The head of the American Cancer Society
since 1992, John Seffrin made $1.3 million in total compensation
and benefits in fiscal 2009. His payout in fiscal 2010 was boosted
to $2.2 million. This puts him at #2 on CharityWatch's list
25 Compensation Packages.
According to the Society's 2010 tax
filing Seffrin was paid $1.5 million for a supplemental SERP. SERP
is usually an acronym for "supplemental executive retirement plan."
So this begs the question: Why is Seffrin receiving a retirement
payout before he's retired? Greg Donaldson, the Society's VP of
Corporate Communications, told CharityWatch that the $1.5 million
was a retention benefit rather than a retirement benefit
that was approved by the Society's compensation committee in 2001
to "preserve management stability" and for "succession planning."
John Seffrin has dedicated much of his
life to the cancer cause and has been impacted by the disease personally-his
grandmother and mother both died of cancer, and his wife of 43 years
is a breast cancer survivor.

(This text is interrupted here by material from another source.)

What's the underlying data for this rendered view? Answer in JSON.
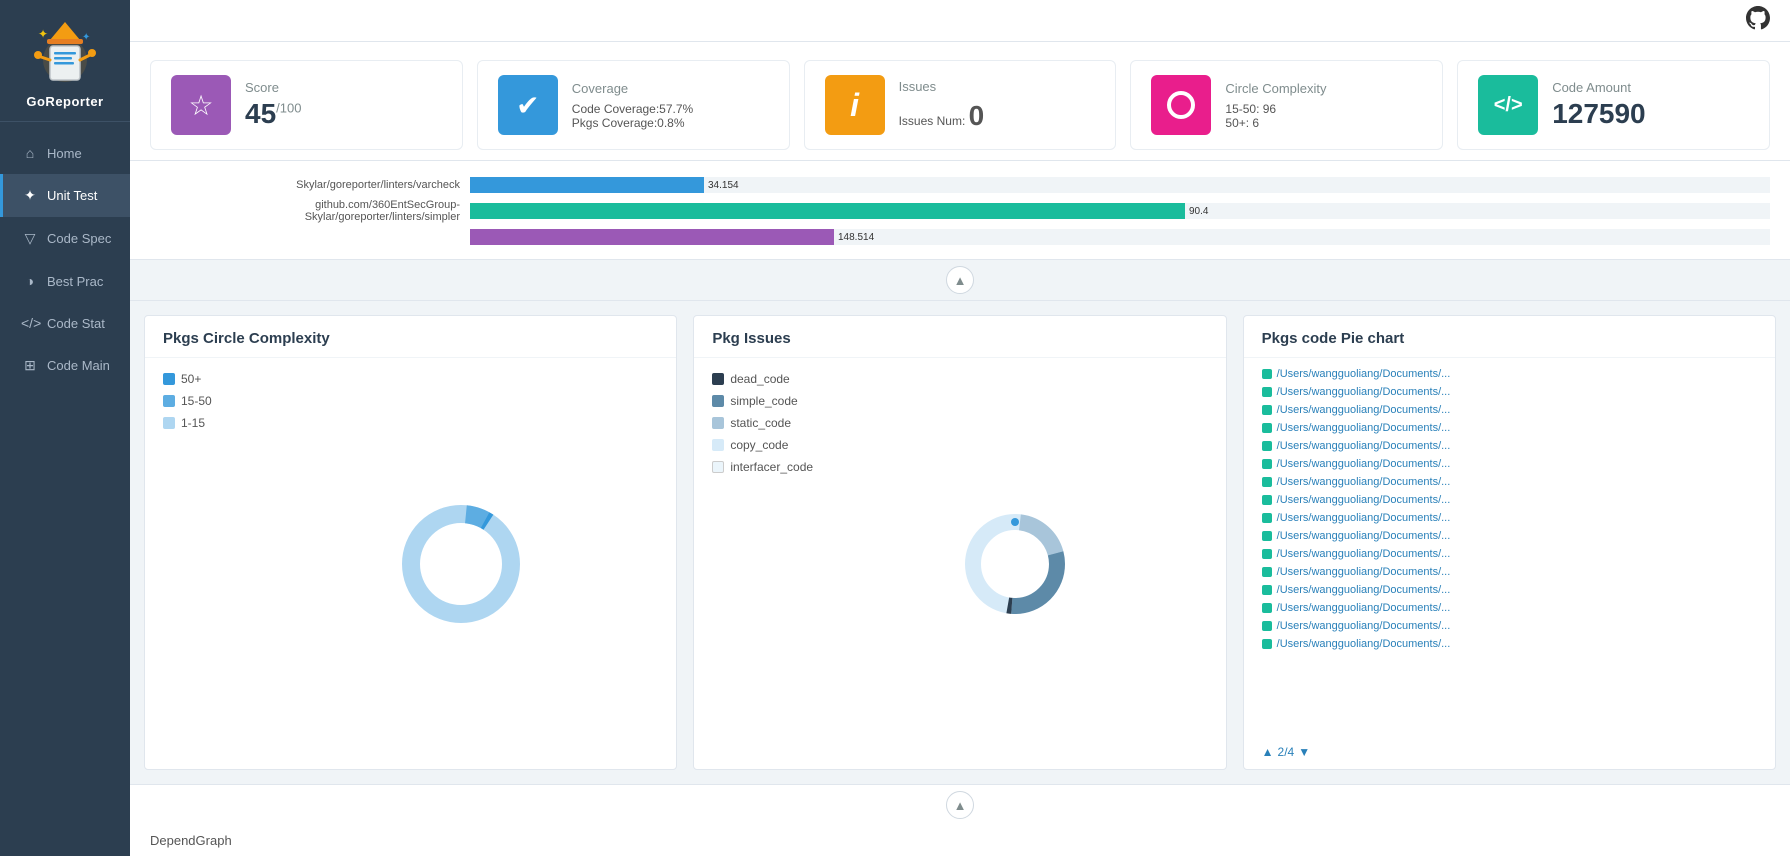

It is not clear why he would require
a $1.5 million payout, in addition to his generous $700,000 in other
compensation and benefits, to motivate him to continue his employment
at the leading cancer charity in the U.S.

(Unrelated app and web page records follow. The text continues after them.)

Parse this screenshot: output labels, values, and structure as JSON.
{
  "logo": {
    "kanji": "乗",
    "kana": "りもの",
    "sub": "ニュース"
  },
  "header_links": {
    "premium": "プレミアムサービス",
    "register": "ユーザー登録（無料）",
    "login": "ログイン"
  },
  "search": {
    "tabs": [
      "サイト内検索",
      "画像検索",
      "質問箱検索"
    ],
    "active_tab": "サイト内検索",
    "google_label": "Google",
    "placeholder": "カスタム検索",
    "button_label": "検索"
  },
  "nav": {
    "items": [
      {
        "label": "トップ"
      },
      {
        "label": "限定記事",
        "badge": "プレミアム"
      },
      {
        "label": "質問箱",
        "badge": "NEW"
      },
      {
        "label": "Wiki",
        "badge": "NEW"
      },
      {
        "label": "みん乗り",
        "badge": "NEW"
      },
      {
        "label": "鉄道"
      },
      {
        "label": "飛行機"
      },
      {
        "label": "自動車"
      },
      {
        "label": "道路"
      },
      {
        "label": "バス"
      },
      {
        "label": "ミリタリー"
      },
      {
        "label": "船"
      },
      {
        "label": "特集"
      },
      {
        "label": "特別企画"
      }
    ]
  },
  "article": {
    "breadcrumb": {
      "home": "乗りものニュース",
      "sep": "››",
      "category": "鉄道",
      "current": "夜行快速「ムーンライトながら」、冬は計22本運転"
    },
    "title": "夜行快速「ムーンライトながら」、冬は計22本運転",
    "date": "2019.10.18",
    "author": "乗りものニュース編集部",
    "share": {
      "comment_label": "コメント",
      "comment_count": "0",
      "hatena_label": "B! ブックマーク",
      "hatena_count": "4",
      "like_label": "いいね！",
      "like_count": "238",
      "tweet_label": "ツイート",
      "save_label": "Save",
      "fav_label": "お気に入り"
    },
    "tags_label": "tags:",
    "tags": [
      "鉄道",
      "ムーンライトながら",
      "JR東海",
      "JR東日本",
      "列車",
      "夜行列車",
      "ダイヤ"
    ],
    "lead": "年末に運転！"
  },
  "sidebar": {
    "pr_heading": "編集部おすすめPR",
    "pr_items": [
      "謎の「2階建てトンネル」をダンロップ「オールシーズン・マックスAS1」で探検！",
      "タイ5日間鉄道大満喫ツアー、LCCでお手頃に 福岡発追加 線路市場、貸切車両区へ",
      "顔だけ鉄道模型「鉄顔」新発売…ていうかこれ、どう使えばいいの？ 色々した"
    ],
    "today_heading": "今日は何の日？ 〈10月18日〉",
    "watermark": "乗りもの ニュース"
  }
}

CharityWatch was also surprised to learn
that upon retirement, three subordinates of Seffrin received retirement
pay and benefit packages of $1.9 million, $1.5 million and $1.2
million, respectively, according to the Society's fiscal 2009 tax
filing. A major chunk of these payouts was for accumulated pension
and retirement benefits that were not disclosed by the Society until
the fiscal year that the executives retired. If Seffrin's underlings
received such large, previously undisclosed payouts upon retirement,
it is reasonable to assume that he will eventually get an even bigger
payout. When CharityWatch recently asked Donaldson about Seffrin's
likely retirement benefits, he said, "We believe that any attempt
to communicate any future payments to or the future value of any
potential retirement benefits would be totally speculative and would
therefore be of little benefit and indeed, potentially misleading."
While the Society won't reveal Seffrin's
anticipated retirement payout, it has planned to set aside $16.8
million in SERPs for him and its other most highly paid executives.
This is in addition to the $589.2 million planned for future pensions
and $57.7 million for postretirement medical, dental and life insurance
coverage for all Society employees who qualify, according to the
charity's 2010 audit. The Society should not keep donors in the
dark about what portion of these millions of dollars set aside for
future retirement benefits will directly benefit its already highly